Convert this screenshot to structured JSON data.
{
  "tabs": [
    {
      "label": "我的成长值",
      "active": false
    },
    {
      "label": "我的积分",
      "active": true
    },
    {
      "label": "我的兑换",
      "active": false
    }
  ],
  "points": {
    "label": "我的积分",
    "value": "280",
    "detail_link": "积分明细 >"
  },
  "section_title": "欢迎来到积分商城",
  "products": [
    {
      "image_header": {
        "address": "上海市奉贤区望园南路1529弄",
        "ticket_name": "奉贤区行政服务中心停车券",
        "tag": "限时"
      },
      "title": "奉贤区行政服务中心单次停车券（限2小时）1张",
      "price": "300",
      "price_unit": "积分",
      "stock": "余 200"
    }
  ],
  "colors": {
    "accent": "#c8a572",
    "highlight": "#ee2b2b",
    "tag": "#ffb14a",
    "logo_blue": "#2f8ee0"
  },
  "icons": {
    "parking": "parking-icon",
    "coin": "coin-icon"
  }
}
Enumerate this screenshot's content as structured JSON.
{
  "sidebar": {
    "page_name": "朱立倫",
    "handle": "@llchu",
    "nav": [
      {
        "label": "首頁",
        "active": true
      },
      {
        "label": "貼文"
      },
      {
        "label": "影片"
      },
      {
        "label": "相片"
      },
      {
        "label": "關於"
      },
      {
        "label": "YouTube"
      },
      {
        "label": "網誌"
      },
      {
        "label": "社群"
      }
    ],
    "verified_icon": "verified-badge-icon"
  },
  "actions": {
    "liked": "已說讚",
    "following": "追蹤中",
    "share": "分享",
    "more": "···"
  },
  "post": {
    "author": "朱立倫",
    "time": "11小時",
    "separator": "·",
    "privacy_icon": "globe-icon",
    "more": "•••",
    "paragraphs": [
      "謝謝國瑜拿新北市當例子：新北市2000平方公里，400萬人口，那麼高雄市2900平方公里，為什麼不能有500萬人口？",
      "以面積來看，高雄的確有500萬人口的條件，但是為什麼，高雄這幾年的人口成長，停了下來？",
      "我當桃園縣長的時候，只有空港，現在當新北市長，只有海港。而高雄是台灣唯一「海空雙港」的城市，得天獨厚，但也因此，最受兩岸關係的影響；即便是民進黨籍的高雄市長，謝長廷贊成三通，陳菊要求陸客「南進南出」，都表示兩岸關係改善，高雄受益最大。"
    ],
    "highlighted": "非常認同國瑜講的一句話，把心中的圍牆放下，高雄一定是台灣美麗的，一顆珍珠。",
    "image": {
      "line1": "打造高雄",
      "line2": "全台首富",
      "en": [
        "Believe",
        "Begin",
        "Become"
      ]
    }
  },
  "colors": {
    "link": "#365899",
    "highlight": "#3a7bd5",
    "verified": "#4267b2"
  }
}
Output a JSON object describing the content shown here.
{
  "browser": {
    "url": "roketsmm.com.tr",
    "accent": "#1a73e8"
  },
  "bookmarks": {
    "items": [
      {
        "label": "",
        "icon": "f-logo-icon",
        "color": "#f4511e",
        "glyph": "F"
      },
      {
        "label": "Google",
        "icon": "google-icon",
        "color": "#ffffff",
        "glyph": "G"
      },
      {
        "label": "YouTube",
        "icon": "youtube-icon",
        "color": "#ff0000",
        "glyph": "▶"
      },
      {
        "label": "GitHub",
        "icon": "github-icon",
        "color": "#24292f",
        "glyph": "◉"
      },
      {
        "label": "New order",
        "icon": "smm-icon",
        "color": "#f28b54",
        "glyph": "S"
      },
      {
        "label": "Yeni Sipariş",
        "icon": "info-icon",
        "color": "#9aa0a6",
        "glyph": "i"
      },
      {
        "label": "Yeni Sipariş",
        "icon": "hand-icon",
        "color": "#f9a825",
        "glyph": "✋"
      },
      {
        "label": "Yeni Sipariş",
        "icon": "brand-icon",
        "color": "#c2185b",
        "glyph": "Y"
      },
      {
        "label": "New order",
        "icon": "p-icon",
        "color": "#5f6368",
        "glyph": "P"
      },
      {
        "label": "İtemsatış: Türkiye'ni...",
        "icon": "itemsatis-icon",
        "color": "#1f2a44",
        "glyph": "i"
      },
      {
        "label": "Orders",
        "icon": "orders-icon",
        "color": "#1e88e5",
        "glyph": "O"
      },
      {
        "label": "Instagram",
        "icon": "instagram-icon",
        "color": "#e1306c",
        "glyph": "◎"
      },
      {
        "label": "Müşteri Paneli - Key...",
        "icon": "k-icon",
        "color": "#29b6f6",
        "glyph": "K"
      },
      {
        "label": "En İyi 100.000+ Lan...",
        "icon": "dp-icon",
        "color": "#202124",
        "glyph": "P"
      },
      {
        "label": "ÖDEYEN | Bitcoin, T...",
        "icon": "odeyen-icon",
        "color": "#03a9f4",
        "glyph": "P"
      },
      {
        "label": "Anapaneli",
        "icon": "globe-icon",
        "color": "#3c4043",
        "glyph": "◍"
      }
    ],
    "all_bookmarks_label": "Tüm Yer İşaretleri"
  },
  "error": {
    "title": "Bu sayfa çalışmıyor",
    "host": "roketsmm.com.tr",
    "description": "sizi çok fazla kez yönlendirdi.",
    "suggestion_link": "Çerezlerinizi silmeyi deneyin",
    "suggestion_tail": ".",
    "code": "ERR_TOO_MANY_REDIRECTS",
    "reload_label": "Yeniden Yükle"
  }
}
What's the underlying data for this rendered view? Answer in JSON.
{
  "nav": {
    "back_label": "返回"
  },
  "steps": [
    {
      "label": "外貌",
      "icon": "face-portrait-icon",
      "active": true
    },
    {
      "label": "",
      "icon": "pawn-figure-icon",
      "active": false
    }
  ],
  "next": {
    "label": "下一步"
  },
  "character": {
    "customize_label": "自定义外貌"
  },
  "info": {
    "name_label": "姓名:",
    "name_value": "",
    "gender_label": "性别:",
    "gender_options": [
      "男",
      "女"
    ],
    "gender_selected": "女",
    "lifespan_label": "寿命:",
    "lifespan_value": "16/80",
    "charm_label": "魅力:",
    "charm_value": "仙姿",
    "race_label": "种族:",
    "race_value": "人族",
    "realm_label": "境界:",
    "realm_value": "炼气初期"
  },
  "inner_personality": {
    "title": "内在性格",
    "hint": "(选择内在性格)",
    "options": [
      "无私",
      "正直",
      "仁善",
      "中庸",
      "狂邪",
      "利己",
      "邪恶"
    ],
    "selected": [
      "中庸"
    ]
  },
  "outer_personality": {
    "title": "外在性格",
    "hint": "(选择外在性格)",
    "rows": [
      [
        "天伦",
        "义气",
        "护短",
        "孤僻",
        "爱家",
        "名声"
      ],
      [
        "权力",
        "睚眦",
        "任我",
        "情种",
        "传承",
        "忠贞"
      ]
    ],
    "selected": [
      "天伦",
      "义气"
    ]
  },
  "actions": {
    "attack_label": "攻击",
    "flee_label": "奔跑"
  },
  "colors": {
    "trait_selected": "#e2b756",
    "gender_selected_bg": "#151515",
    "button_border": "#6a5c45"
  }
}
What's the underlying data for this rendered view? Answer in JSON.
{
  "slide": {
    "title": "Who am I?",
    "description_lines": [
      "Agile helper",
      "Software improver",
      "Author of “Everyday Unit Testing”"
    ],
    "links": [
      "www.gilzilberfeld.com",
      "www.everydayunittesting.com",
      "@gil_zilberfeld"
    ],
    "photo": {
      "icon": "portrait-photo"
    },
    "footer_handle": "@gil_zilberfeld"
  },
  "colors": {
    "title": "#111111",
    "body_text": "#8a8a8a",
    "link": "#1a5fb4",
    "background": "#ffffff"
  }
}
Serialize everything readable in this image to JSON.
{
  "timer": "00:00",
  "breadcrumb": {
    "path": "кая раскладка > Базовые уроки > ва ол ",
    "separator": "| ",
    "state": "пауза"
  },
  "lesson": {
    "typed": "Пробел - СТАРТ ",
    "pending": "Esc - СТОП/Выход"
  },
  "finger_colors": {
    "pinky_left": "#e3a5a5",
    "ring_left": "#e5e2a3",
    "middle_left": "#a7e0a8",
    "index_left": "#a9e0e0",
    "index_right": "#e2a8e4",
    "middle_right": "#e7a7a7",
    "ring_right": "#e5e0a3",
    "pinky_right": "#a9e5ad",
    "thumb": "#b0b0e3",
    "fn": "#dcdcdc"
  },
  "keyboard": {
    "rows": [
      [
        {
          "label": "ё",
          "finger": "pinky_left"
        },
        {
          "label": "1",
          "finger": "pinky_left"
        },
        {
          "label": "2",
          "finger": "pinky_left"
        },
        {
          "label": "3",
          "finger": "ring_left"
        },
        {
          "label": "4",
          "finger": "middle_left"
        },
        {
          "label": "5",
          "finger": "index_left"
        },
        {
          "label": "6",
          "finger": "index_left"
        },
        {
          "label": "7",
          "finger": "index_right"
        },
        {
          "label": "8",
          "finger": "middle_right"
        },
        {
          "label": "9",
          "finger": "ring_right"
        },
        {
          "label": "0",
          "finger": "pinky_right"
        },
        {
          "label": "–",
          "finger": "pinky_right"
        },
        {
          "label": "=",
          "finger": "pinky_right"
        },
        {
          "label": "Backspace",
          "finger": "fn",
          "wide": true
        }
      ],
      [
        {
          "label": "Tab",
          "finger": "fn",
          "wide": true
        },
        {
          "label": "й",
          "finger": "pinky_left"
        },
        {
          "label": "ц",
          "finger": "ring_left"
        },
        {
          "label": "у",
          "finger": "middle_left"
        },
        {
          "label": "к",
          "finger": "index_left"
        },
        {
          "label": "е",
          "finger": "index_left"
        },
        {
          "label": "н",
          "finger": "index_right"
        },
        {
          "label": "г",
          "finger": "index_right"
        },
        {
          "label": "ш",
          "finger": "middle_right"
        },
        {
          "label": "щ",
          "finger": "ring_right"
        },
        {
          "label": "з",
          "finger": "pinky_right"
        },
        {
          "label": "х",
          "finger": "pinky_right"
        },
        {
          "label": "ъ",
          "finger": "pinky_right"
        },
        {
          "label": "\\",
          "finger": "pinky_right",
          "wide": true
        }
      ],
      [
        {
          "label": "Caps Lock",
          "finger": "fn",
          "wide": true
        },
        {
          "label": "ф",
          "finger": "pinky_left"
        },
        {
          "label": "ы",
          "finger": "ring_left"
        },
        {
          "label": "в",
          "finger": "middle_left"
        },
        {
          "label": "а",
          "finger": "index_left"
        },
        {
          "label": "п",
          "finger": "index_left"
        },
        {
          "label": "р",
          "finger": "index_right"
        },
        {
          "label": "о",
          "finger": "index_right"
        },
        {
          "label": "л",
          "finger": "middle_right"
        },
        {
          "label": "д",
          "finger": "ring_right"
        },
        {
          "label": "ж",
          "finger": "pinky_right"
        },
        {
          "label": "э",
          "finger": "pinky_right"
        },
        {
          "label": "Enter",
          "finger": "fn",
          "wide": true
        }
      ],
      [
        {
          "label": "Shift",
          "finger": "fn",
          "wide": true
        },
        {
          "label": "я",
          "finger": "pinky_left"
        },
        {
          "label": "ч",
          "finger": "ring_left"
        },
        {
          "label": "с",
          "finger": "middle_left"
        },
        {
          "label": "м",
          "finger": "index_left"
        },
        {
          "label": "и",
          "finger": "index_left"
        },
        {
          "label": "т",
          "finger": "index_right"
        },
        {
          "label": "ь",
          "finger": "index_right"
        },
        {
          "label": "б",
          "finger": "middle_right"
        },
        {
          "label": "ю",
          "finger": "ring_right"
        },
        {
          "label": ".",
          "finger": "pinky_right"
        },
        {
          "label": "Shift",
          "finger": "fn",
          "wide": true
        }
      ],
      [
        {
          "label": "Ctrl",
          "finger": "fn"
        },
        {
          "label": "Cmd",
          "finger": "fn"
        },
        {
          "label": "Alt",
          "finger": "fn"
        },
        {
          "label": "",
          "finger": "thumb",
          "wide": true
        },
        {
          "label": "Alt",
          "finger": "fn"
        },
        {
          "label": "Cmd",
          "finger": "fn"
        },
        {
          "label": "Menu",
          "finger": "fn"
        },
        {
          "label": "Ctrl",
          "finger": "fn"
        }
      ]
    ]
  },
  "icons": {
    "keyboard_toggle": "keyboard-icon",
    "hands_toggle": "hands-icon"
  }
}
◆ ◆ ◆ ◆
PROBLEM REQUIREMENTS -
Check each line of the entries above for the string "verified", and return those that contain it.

RESPONSE TO THIS EXERCISE -
    "verified_icon": "verified-badge-icon"
    "verified": "#4267b2"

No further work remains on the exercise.